Interestingly, Paré’s sixteenth-century sensibility about the cause of monstrous birth was still present and highly debated in the late seventeenth and early eighteenth century. Joseph Duverney, professor of anatomy (1648-1730), considered monstrosity a problem of divine origin—and divine wrath. Physician Nicholas Lemery (1645-1715), by contrast, believed in accidental origins and Jacques Winslow (1669-1760) suggested “accidental causes could mask metaphysical [that is, divine] forces.” Other major thinkers of the period—from Nicolas Malebranche to Denis Diderot—returned to this question in philosophical works. Malebranche (member of the Académie Royale des Sciences) published Tractatus de inquisitione veritatis in 1753. The text, which was translated into English and reprinted throughout the 18th century, was critical to popularizing the idea that mother imagination could cause birth defects—a devastating assumption also present in Paré, who claimed “monsters should not live among us,” as they could imprint upon the “fruit” of pregnant women because of the “ideas which might remain in their imaginative faulty, over the form of so monstrous a creature.” Two devastating consequences arise from this philosophy. The first is the estrangement and banishment of the malformed individual (and Paré includes among these those who have been marred by accident or illness as well). Such points continue to be made into the eighteenth century; a letter published in The Political State, February 1731, suggests the banishment of beggars, who must surely affect the developing fetus—and delicate feelings—of pregnant women. The second consequence, however, is of longer standing: that is, the continued culpability of mothers in the malformation of their children. Enlightenment medicine did much to elucidate the complexities of generation and birth, particularly as to anatomy, but it did little to dispel the lingering horror of the monster birth—or to curb its enthusiastic reception among a reading public curious for marvels.
Ruth Perry reports on a number of “monster” birth cases in the 18th century, including one about a dead infant being half-consumed by live snakes. It was printed in The Weekly Journal or British Gazatteer on October 20th, 1722. However, it is in fact a re-telling (with embellishment) from Paré’sMonsters and Marvels. In Paré’s account, the child “had a live snake attached to its back, who was gnawing on this little dead creature”. But Paré was citing Lycosthenes from 1494, and for all we know, Lycosthenes was reporting a marvel earlier still.

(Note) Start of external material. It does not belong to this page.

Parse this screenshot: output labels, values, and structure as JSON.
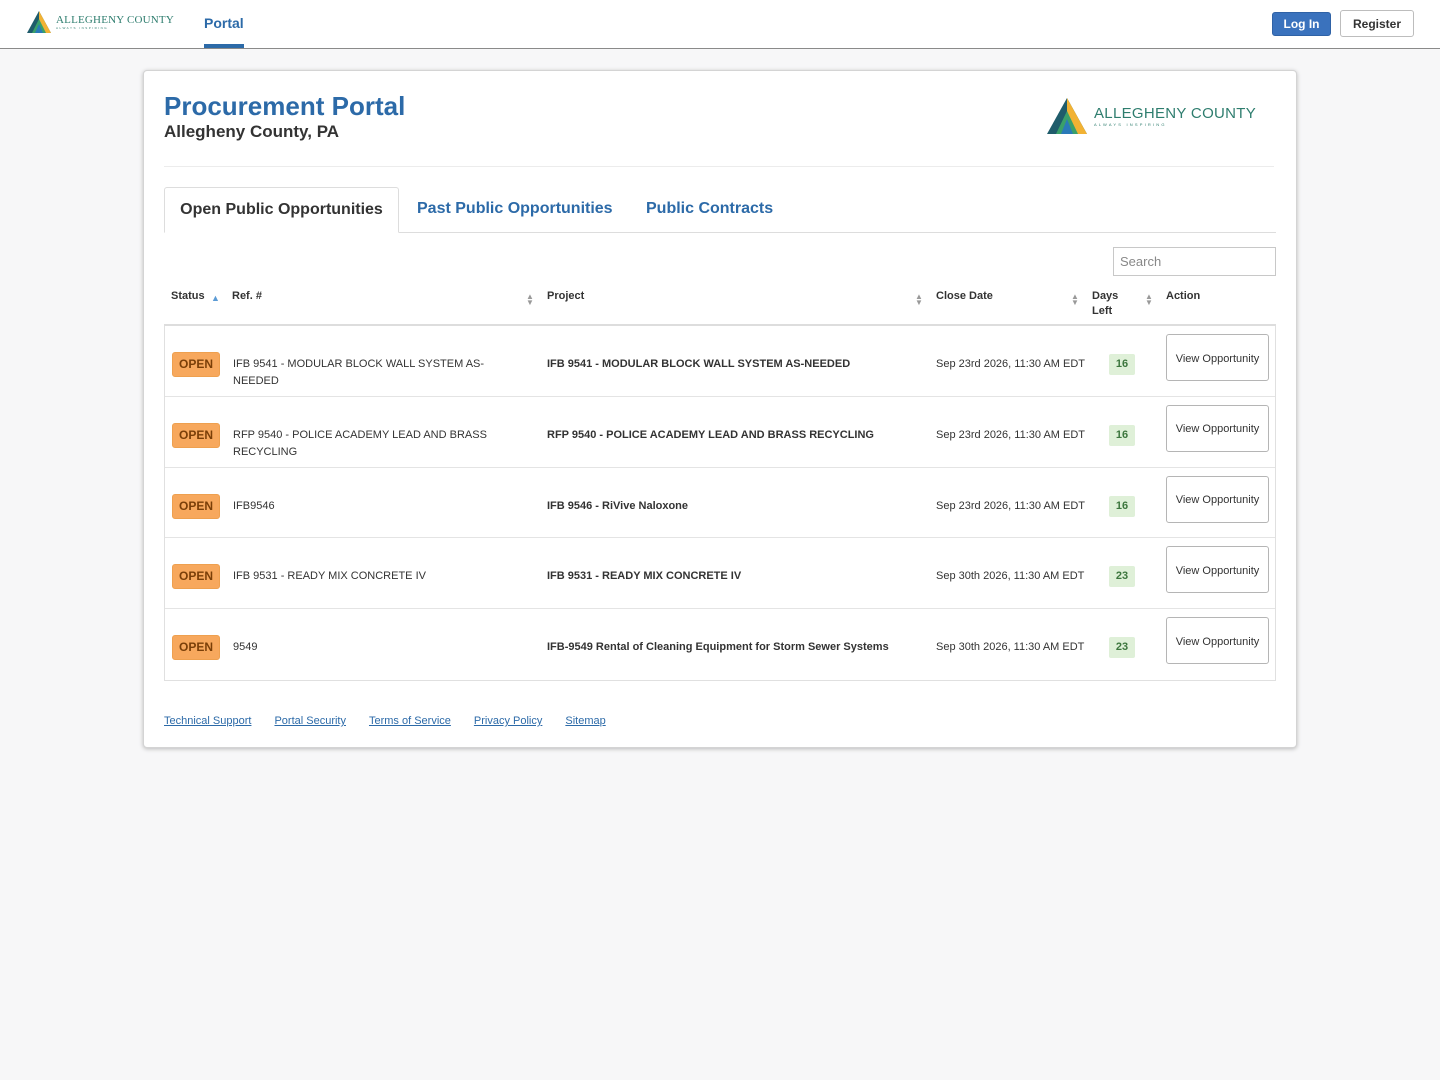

The same may be said of the 365 children of Countess of Hennebrg, 1276; whether fabrication or the result of hydatidiform mole, the story of her miraculous brood was still being circulated well into later centuries—even appearing in broadsheet ballad form as “The Lamenting Lady.” The eighteenth century account of the dead-baby-live-snakes improvises as well, not in form so much as character. The account in the British Gazatteer introduces new agents—a frightened female midwife, and a valiant husband who kills the snakes. In any case, these stories of monster births are perhaps most marvelous for their ability to fire the imagination of successive generations of readers—each adding to it that which was appropriate to their particular historical moment.
In part three, I will talk about the lingering use of Paré’s work in the latter 18th and early 19th century… And a different sort of “monster” birth: thenaissance of Gothic fiction.
About Brandy Schillace
 “The 18th Century: Monsters as a Battleground”
 Paré, 9.
 “A Further Account of Advises from Foreign Parts.” The Political State, Vol 41. (London: Jan-June, 1731), 161.
 Perry, Ruth. “The Veil of Chastity.” Sexuality in Eighteenth-Century Britain. (Manchester: Manchester University Press, 1982), 147.
 Paré, 58.
 Speert, Harold. Obstetrics and Gynecology: A History and Iconography, 3rd Ed. (New York: Parthenon Publishing Ltd.), 393-394